**Prompt**
Return all lines from the entries below in which the word "Cambridge" is present.

Segment Open

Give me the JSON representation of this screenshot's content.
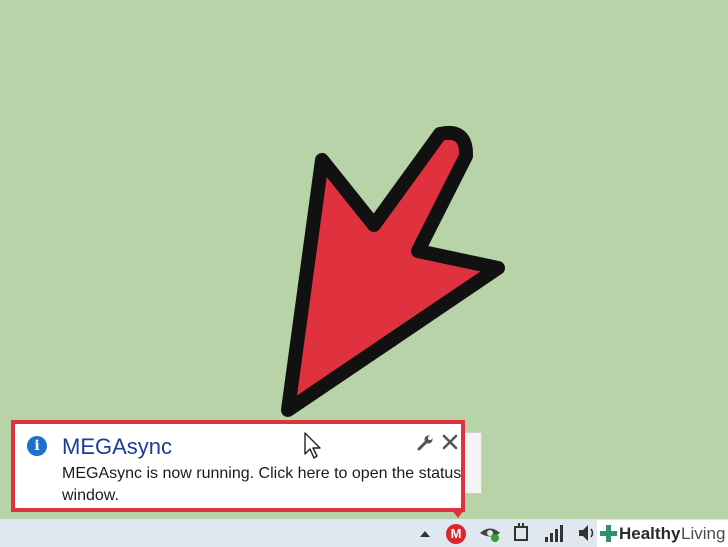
{
  "notification": {
    "title": "MEGAsync",
    "message": "MEGAsync is now running. Click here to open the status window.",
    "info_icon": "info-icon",
    "settings_icon": "wrench-icon",
    "close_icon": "close-icon"
  },
  "tray": {
    "mega_glyph": "M",
    "icons": [
      "chevron-up-icon",
      "mega-icon",
      "eye-icon",
      "usb-icon",
      "signal-icon",
      "speaker-icon"
    ]
  },
  "watermark": {
    "brand_bold": "Healthy",
    "brand_light": "Living"
  },
  "colors": {
    "desktop": "#b9d3a8",
    "arrow": "#e0313f",
    "balloon_border": "#e0313f",
    "title": "#1a3d9a",
    "mega_red": "#d9272e"
  }
}
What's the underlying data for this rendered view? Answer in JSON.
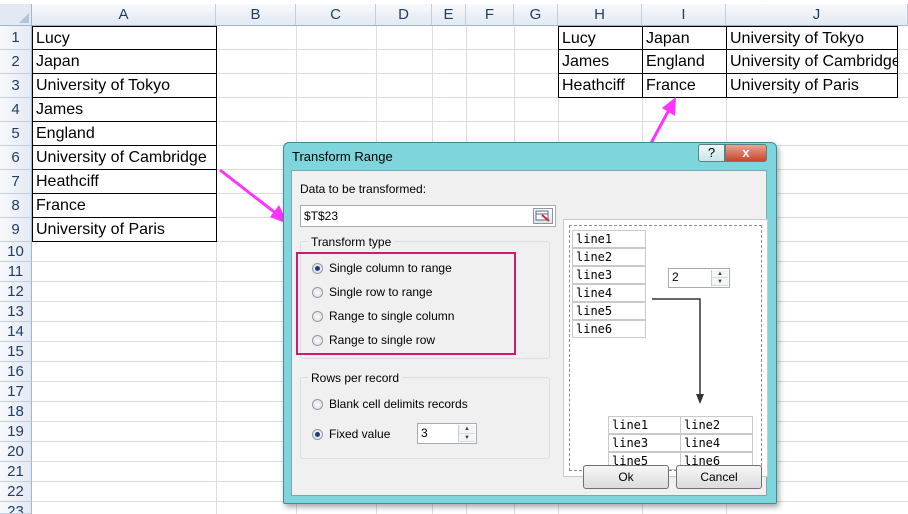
{
  "sheet": {
    "columns": [
      "A",
      "B",
      "C",
      "D",
      "E",
      "F",
      "G",
      "H",
      "I",
      "J"
    ],
    "rows": [
      "1",
      "2",
      "3",
      "4",
      "5",
      "6",
      "7",
      "8",
      "9",
      "10",
      "11",
      "12",
      "13",
      "14",
      "15",
      "16",
      "17",
      "18",
      "19",
      "20",
      "21",
      "22",
      "23"
    ],
    "colA": [
      "Lucy",
      "Japan",
      "University of Tokyo",
      "James",
      "England",
      "University of Cambridge",
      "Heathciff",
      "France",
      "University of Paris"
    ],
    "result": [
      [
        "Lucy",
        "Japan",
        "University of Tokyo"
      ],
      [
        "James",
        "England",
        "University of Cambridge"
      ],
      [
        "Heathciff",
        "France",
        "University of Paris"
      ]
    ]
  },
  "dialog": {
    "title": "Transform Range",
    "help_label": "?",
    "close_label": "x",
    "data_label": "Data to be transformed:",
    "range_value": "$T$23",
    "transform_type_label": "Transform type",
    "transform_options": [
      "Single column to range",
      "Single row to range",
      "Range to single column",
      "Range to single row"
    ],
    "selected_transform": 0,
    "rows_per_record_label": "Rows per record",
    "record_options": [
      "Blank cell delimits records",
      "Fixed value"
    ],
    "selected_record": 1,
    "fixed_value": "3",
    "ok_label": "Ok",
    "cancel_label": "Cancel",
    "preview": {
      "source": [
        "line1",
        "line2",
        "line3",
        "line4",
        "line5",
        "line6"
      ],
      "spinner_value": "2",
      "result": [
        [
          "line1",
          "line2"
        ],
        [
          "line3",
          "line4"
        ],
        [
          "line5",
          "line6"
        ]
      ]
    }
  },
  "colors": {
    "arrow": "#ff33ff",
    "highlight_box": "#d4186f",
    "title_bar": "#7ed6dc"
  }
}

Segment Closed

**Response to this exercise**
      "University of Cambridge",
        "University of Cambridge"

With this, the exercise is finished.